Task to complete.
Would you output all the data exactly as it stands?

Dataset content.

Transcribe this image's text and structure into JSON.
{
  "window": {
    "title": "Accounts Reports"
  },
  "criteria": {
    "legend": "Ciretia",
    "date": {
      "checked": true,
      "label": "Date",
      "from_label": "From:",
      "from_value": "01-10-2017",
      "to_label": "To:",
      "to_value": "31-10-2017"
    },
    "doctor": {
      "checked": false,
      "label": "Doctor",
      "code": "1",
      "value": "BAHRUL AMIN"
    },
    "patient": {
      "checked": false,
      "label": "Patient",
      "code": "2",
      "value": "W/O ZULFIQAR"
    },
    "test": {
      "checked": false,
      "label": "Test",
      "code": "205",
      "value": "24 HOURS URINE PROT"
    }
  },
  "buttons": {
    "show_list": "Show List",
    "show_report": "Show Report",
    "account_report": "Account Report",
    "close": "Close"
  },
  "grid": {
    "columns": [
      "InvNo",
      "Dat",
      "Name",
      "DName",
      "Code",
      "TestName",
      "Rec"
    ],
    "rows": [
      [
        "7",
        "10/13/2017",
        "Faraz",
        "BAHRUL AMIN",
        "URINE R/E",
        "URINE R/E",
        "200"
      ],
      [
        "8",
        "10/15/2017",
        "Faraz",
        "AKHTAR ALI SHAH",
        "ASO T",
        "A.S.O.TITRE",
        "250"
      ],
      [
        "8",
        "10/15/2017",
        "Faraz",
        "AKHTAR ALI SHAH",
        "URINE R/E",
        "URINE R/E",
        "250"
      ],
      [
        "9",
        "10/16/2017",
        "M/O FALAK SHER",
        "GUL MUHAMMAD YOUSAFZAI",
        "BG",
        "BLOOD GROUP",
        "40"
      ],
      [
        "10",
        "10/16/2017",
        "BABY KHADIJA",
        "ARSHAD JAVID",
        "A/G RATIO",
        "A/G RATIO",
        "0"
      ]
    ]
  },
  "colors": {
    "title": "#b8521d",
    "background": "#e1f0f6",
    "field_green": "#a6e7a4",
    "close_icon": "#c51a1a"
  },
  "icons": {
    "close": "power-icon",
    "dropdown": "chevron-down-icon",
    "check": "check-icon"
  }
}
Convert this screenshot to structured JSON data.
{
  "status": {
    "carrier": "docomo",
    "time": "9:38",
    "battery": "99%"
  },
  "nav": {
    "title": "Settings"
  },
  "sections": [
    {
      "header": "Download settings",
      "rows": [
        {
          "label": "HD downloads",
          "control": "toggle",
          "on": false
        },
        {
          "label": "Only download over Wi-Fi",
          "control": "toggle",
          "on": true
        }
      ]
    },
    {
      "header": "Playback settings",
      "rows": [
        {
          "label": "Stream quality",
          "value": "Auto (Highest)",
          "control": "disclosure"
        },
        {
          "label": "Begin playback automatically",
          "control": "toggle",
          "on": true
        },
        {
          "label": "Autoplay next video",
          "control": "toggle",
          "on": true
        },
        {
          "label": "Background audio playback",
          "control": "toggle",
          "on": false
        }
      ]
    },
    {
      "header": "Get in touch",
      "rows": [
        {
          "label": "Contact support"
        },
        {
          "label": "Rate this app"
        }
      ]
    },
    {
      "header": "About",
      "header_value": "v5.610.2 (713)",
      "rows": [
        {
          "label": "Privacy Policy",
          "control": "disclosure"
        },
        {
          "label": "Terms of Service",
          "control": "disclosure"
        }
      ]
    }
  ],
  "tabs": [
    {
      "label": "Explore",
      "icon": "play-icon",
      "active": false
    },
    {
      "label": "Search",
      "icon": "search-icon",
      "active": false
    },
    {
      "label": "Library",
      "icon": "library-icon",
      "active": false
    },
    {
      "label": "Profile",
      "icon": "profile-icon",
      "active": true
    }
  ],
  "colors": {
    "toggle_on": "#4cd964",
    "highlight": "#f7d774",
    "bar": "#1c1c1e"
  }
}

Reply to the task.
Transcribe this image's text and structure into JSON.
{
  "window": {
    "title": "Accounts Reports"
  },
  "criteria": {
    "legend": "Ciretia",
    "date": {
      "checked": true,
      "label": "Date",
      "from_label": "From:",
      "from_value": "01-10-2017",
      "to_label": "To:",
      "to_value": "31-10-2017"
    },
    "doctor": {
      "checked": false,
      "label": "Doctor",
      "code": "1",
      "value": "BAHRUL AMIN"
    },
    "patient": {
      "checked": false,
      "label": "Patient",
      "code": "2",
      "value": "W/O ZULFIQAR"
    },
    "test": {
      "checked": false,
      "label": "Test",
      "code": "205",
      "value": "24 HOURS URINE PROT"
    }
  },
  "buttons": {
    "show_list": "Show List",
    "show_report": "Show Report",
    "account_report": "Account Report",
    "close": "Close"
  },
  "grid": {
    "columns": [
      "InvNo",
      "Dat",
      "Name",
      "DName",
      "Code",
      "TestName",
      "Rec"
    ],
    "rows": [
      [
        "7",
        "10/13/2017",
        "Faraz",
        "BAHRUL AMIN",
        "URINE R/E",
        "URINE R/E",
        "200"
      ],
      [
        "8",
        "10/15/2017",
        "Faraz",
        "AKHTAR ALI SHAH",
        "ASO T",
        "A.S.O.TITRE",
        "250"
      ],
      [
        "8",
        "10/15/2017",
        "Faraz",
        "AKHTAR ALI SHAH",
        "URINE R/E",
        "URINE R/E",
        "250"
      ],
      [
        "9",
        "10/16/2017",
        "M/O FALAK SHER",
        "GUL MUHAMMAD YOUSAFZAI",
        "BG",
        "BLOOD GROUP",
        "40"
      ],
      [
        "10",
        "10/16/2017",
        "BABY KHADIJA",
        "ARSHAD JAVID",
        "A/G RATIO",
        "A/G RATIO",
        "0"
      ]
    ]
  },
  "colors": {
    "title": "#b8521d",
    "background": "#e1f0f6",
    "field_green": "#a6e7a4",
    "close_icon": "#c51a1a"
  },
  "icons": {
    "close": "power-icon",
    "dropdown": "chevron-down-icon",
    "check": "check-icon"
  }
}
Convert this screenshot to structured JSON data.
{
  "status": {
    "carrier": "docomo",
    "time": "9:38",
    "battery": "99%"
  },
  "nav": {
    "title": "Settings"
  },
  "sections": [
    {
      "header": "Download settings",
      "rows": [
        {
          "label": "HD downloads",
          "control": "toggle",
          "on": false
        },
        {
          "label": "Only download over Wi-Fi",
          "control": "toggle",
          "on": true
        }
      ]
    },
    {
      "header": "Playback settings",
      "rows": [
        {
          "label": "Stream quality",
          "value": "Auto (Highest)",
          "control": "disclosure"
        },
        {
          "label": "Begin playback automatically",
          "control": "toggle",
          "on": true
        },
        {
          "label": "Autoplay next video",
          "control": "toggle",
          "on": true
        },
        {
          "label": "Background audio playback",
          "control": "toggle",
          "on": false
        }
      ]
    },
    {
      "header": "Get in touch",
      "rows": [
        {
          "label": "Contact support"
        },
        {
          "label": "Rate this app"
        }
      ]
    },
    {
      "header": "About",
      "header_value": "v5.610.2 (713)",
      "rows": [
        {
          "label": "Privacy Policy",
          "control": "disclosure"
        },
        {
          "label": "Terms of Service",
          "control": "disclosure"
        }
      ]
    }
  ],
  "tabs": [
    {
      "label": "Explore",
      "icon": "play-icon",
      "active": false
    },
    {
      "label": "Search",
      "icon": "search-icon",
      "active": false
    },
    {
      "label": "Library",
      "icon": "library-icon",
      "active": false
    },
    {
      "label": "Profile",
      "icon": "profile-icon",
      "active": true
    }
  ],
  "colors": {
    "toggle_on": "#4cd964",
    "highlight": "#f7d774",
    "bar": "#1c1c1e"
  }
}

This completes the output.